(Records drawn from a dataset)
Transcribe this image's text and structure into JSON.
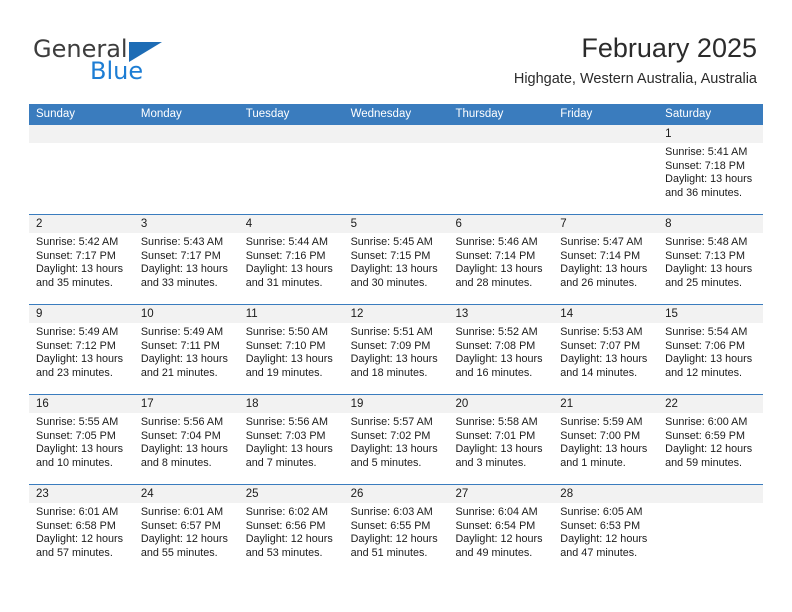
{
  "brand": {
    "name_top": "General",
    "name_bottom": "Blue",
    "triangle_color": "#1d6cb5",
    "blue_color": "#1d7dd4"
  },
  "header": {
    "title": "February 2025",
    "subtitle": "Highgate, Western Australia, Australia"
  },
  "theme": {
    "header_blue": "#3a7cbe",
    "date_strip_gray": "#f2f2f2",
    "text_dark": "#1b1b1b"
  },
  "weekdays": [
    "Sunday",
    "Monday",
    "Tuesday",
    "Wednesday",
    "Thursday",
    "Friday",
    "Saturday"
  ],
  "weeks": [
    {
      "days": [
        {
          "blank": true
        },
        {
          "blank": true
        },
        {
          "blank": true
        },
        {
          "blank": true
        },
        {
          "blank": true
        },
        {
          "blank": true
        },
        {
          "date": "1",
          "sunrise": "Sunrise: 5:41 AM",
          "sunset": "Sunset: 7:18 PM",
          "daylight": "Daylight: 13 hours and 36 minutes."
        }
      ]
    },
    {
      "days": [
        {
          "date": "2",
          "sunrise": "Sunrise: 5:42 AM",
          "sunset": "Sunset: 7:17 PM",
          "daylight": "Daylight: 13 hours and 35 minutes."
        },
        {
          "date": "3",
          "sunrise": "Sunrise: 5:43 AM",
          "sunset": "Sunset: 7:17 PM",
          "daylight": "Daylight: 13 hours and 33 minutes."
        },
        {
          "date": "4",
          "sunrise": "Sunrise: 5:44 AM",
          "sunset": "Sunset: 7:16 PM",
          "daylight": "Daylight: 13 hours and 31 minutes."
        },
        {
          "date": "5",
          "sunrise": "Sunrise: 5:45 AM",
          "sunset": "Sunset: 7:15 PM",
          "daylight": "Daylight: 13 hours and 30 minutes."
        },
        {
          "date": "6",
          "sunrise": "Sunrise: 5:46 AM",
          "sunset": "Sunset: 7:14 PM",
          "daylight": "Daylight: 13 hours and 28 minutes."
        },
        {
          "date": "7",
          "sunrise": "Sunrise: 5:47 AM",
          "sunset": "Sunset: 7:14 PM",
          "daylight": "Daylight: 13 hours and 26 minutes."
        },
        {
          "date": "8",
          "sunrise": "Sunrise: 5:48 AM",
          "sunset": "Sunset: 7:13 PM",
          "daylight": "Daylight: 13 hours and 25 minutes."
        }
      ]
    },
    {
      "days": [
        {
          "date": "9",
          "sunrise": "Sunrise: 5:49 AM",
          "sunset": "Sunset: 7:12 PM",
          "daylight": "Daylight: 13 hours and 23 minutes."
        },
        {
          "date": "10",
          "sunrise": "Sunrise: 5:49 AM",
          "sunset": "Sunset: 7:11 PM",
          "daylight": "Daylight: 13 hours and 21 minutes."
        },
        {
          "date": "11",
          "sunrise": "Sunrise: 5:50 AM",
          "sunset": "Sunset: 7:10 PM",
          "daylight": "Daylight: 13 hours and 19 minutes."
        },
        {
          "date": "12",
          "sunrise": "Sunrise: 5:51 AM",
          "sunset": "Sunset: 7:09 PM",
          "daylight": "Daylight: 13 hours and 18 minutes."
        },
        {
          "date": "13",
          "sunrise": "Sunrise: 5:52 AM",
          "sunset": "Sunset: 7:08 PM",
          "daylight": "Daylight: 13 hours and 16 minutes."
        },
        {
          "date": "14",
          "sunrise": "Sunrise: 5:53 AM",
          "sunset": "Sunset: 7:07 PM",
          "daylight": "Daylight: 13 hours and 14 minutes."
        },
        {
          "date": "15",
          "sunrise": "Sunrise: 5:54 AM",
          "sunset": "Sunset: 7:06 PM",
          "daylight": "Daylight: 13 hours and 12 minutes."
        }
      ]
    },
    {
      "days": [
        {
          "date": "16",
          "sunrise": "Sunrise: 5:55 AM",
          "sunset": "Sunset: 7:05 PM",
          "daylight": "Daylight: 13 hours and 10 minutes."
        },
        {
          "date": "17",
          "sunrise": "Sunrise: 5:56 AM",
          "sunset": "Sunset: 7:04 PM",
          "daylight": "Daylight: 13 hours and 8 minutes."
        },
        {
          "date": "18",
          "sunrise": "Sunrise: 5:56 AM",
          "sunset": "Sunset: 7:03 PM",
          "daylight": "Daylight: 13 hours and 7 minutes."
        },
        {
          "date": "19",
          "sunrise": "Sunrise: 5:57 AM",
          "sunset": "Sunset: 7:02 PM",
          "daylight": "Daylight: 13 hours and 5 minutes."
        },
        {
          "date": "20",
          "sunrise": "Sunrise: 5:58 AM",
          "sunset": "Sunset: 7:01 PM",
          "daylight": "Daylight: 13 hours and 3 minutes."
        },
        {
          "date": "21",
          "sunrise": "Sunrise: 5:59 AM",
          "sunset": "Sunset: 7:00 PM",
          "daylight": "Daylight: 13 hours and 1 minute."
        },
        {
          "date": "22",
          "sunrise": "Sunrise: 6:00 AM",
          "sunset": "Sunset: 6:59 PM",
          "daylight": "Daylight: 12 hours and 59 minutes."
        }
      ]
    },
    {
      "days": [
        {
          "date": "23",
          "sunrise": "Sunrise: 6:01 AM",
          "sunset": "Sunset: 6:58 PM",
          "daylight": "Daylight: 12 hours and 57 minutes."
        },
        {
          "date": "24",
          "sunrise": "Sunrise: 6:01 AM",
          "sunset": "Sunset: 6:57 PM",
          "daylight": "Daylight: 12 hours and 55 minutes."
        },
        {
          "date": "25",
          "sunrise": "Sunrise: 6:02 AM",
          "sunset": "Sunset: 6:56 PM",
          "daylight": "Daylight: 12 hours and 53 minutes."
        },
        {
          "date": "26",
          "sunrise": "Sunrise: 6:03 AM",
          "sunset": "Sunset: 6:55 PM",
          "daylight": "Daylight: 12 hours and 51 minutes."
        },
        {
          "date": "27",
          "sunrise": "Sunrise: 6:04 AM",
          "sunset": "Sunset: 6:54 PM",
          "daylight": "Daylight: 12 hours and 49 minutes."
        },
        {
          "date": "28",
          "sunrise": "Sunrise: 6:05 AM",
          "sunset": "Sunset: 6:53 PM",
          "daylight": "Daylight: 12 hours and 47 minutes."
        },
        {
          "blank": true
        }
      ]
    }
  ]
}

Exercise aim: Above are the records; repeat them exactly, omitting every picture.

Your solution:
Transcribe this image's text and structure into JSON.
{
  "brand": {
    "name_top": "General",
    "name_bottom": "Blue",
    "triangle_color": "#1d6cb5",
    "blue_color": "#1d7dd4"
  },
  "header": {
    "title": "February 2025",
    "subtitle": "Highgate, Western Australia, Australia"
  },
  "theme": {
    "header_blue": "#3a7cbe",
    "date_strip_gray": "#f2f2f2",
    "text_dark": "#1b1b1b"
  },
  "weekdays": [
    "Sunday",
    "Monday",
    "Tuesday",
    "Wednesday",
    "Thursday",
    "Friday",
    "Saturday"
  ],
  "weeks": [
    {
      "days": [
        {
          "blank": true
        },
        {
          "blank": true
        },
        {
          "blank": true
        },
        {
          "blank": true
        },
        {
          "blank": true
        },
        {
          "blank": true
        },
        {
          "date": "1",
          "sunrise": "Sunrise: 5:41 AM",
          "sunset": "Sunset: 7:18 PM",
          "daylight": "Daylight: 13 hours and 36 minutes."
        }
      ]
    },
    {
      "days": [
        {
          "date": "2",
          "sunrise": "Sunrise: 5:42 AM",
          "sunset": "Sunset: 7:17 PM",
          "daylight": "Daylight: 13 hours and 35 minutes."
        },
        {
          "date": "3",
          "sunrise": "Sunrise: 5:43 AM",
          "sunset": "Sunset: 7:17 PM",
          "daylight": "Daylight: 13 hours and 33 minutes."
        },
        {
          "date": "4",
          "sunrise": "Sunrise: 5:44 AM",
          "sunset": "Sunset: 7:16 PM",
          "daylight": "Daylight: 13 hours and 31 minutes."
        },
        {
          "date": "5",
          "sunrise": "Sunrise: 5:45 AM",
          "sunset": "Sunset: 7:15 PM",
          "daylight": "Daylight: 13 hours and 30 minutes."
        },
        {
          "date": "6",
          "sunrise": "Sunrise: 5:46 AM",
          "sunset": "Sunset: 7:14 PM",
          "daylight": "Daylight: 13 hours and 28 minutes."
        },
        {
          "date": "7",
          "sunrise": "Sunrise: 5:47 AM",
          "sunset": "Sunset: 7:14 PM",
          "daylight": "Daylight: 13 hours and 26 minutes."
        },
        {
          "date": "8",
          "sunrise": "Sunrise: 5:48 AM",
          "sunset": "Sunset: 7:13 PM",
          "daylight": "Daylight: 13 hours and 25 minutes."
        }
      ]
    },
    {
      "days": [
        {
          "date": "9",
          "sunrise": "Sunrise: 5:49 AM",
          "sunset": "Sunset: 7:12 PM",
          "daylight": "Daylight: 13 hours and 23 minutes."
        },
        {
          "date": "10",
          "sunrise": "Sunrise: 5:49 AM",
          "sunset": "Sunset: 7:11 PM",
          "daylight": "Daylight: 13 hours and 21 minutes."
        },
        {
          "date": "11",
          "sunrise": "Sunrise: 5:50 AM",
          "sunset": "Sunset: 7:10 PM",
          "daylight": "Daylight: 13 hours and 19 minutes."
        },
        {
          "date": "12",
          "sunrise": "Sunrise: 5:51 AM",
          "sunset": "Sunset: 7:09 PM",
          "daylight": "Daylight: 13 hours and 18 minutes."
        },
        {
          "date": "13",
          "sunrise": "Sunrise: 5:52 AM",
          "sunset": "Sunset: 7:08 PM",
          "daylight": "Daylight: 13 hours and 16 minutes."
        },
        {
          "date": "14",
          "sunrise": "Sunrise: 5:53 AM",
          "sunset": "Sunset: 7:07 PM",
          "daylight": "Daylight: 13 hours and 14 minutes."
        },
        {
          "date": "15",
          "sunrise": "Sunrise: 5:54 AM",
          "sunset": "Sunset: 7:06 PM",
          "daylight": "Daylight: 13 hours and 12 minutes."
        }
      ]
    },
    {
      "days": [
        {
          "date": "16",
          "sunrise": "Sunrise: 5:55 AM",
          "sunset": "Sunset: 7:05 PM",
          "daylight": "Daylight: 13 hours and 10 minutes."
        },
        {
          "date": "17",
          "sunrise": "Sunrise: 5:56 AM",
          "sunset": "Sunset: 7:04 PM",
          "daylight": "Daylight: 13 hours and 8 minutes."
        },
        {
          "date": "18",
          "sunrise": "Sunrise: 5:56 AM",
          "sunset": "Sunset: 7:03 PM",
          "daylight": "Daylight: 13 hours and 7 minutes."
        },
        {
          "date": "19",
          "sunrise": "Sunrise: 5:57 AM",
          "sunset": "Sunset: 7:02 PM",
          "daylight": "Daylight: 13 hours and 5 minutes."
        },
        {
          "date": "20",
          "sunrise": "Sunrise: 5:58 AM",
          "sunset": "Sunset: 7:01 PM",
          "daylight": "Daylight: 13 hours and 3 minutes."
        },
        {
          "date": "21",
          "sunrise": "Sunrise: 5:59 AM",
          "sunset": "Sunset: 7:00 PM",
          "daylight": "Daylight: 13 hours and 1 minute."
        },
        {
          "date": "22",
          "sunrise": "Sunrise: 6:00 AM",
          "sunset": "Sunset: 6:59 PM",
          "daylight": "Daylight: 12 hours and 59 minutes."
        }
      ]
    },
    {
      "days": [
        {
          "date": "23",
          "sunrise": "Sunrise: 6:01 AM",
          "sunset": "Sunset: 6:58 PM",
          "daylight": "Daylight: 12 hours and 57 minutes."
        },
        {
          "date": "24",
          "sunrise": "Sunrise: 6:01 AM",
          "sunset": "Sunset: 6:57 PM",
          "daylight": "Daylight: 12 hours and 55 minutes."
        },
        {
          "date": "25",
          "sunrise": "Sunrise: 6:02 AM",
          "sunset": "Sunset: 6:56 PM",
          "daylight": "Daylight: 12 hours and 53 minutes."
        },
        {
          "date": "26",
          "sunrise": "Sunrise: 6:03 AM",
          "sunset": "Sunset: 6:55 PM",
          "daylight": "Daylight: 12 hours and 51 minutes."
        },
        {
          "date": "27",
          "sunrise": "Sunrise: 6:04 AM",
          "sunset": "Sunset: 6:54 PM",
          "daylight": "Daylight: 12 hours and 49 minutes."
        },
        {
          "date": "28",
          "sunrise": "Sunrise: 6:05 AM",
          "sunset": "Sunset: 6:53 PM",
          "daylight": "Daylight: 12 hours and 47 minutes."
        },
        {
          "blank": true
        }
      ]
    }
  ]
}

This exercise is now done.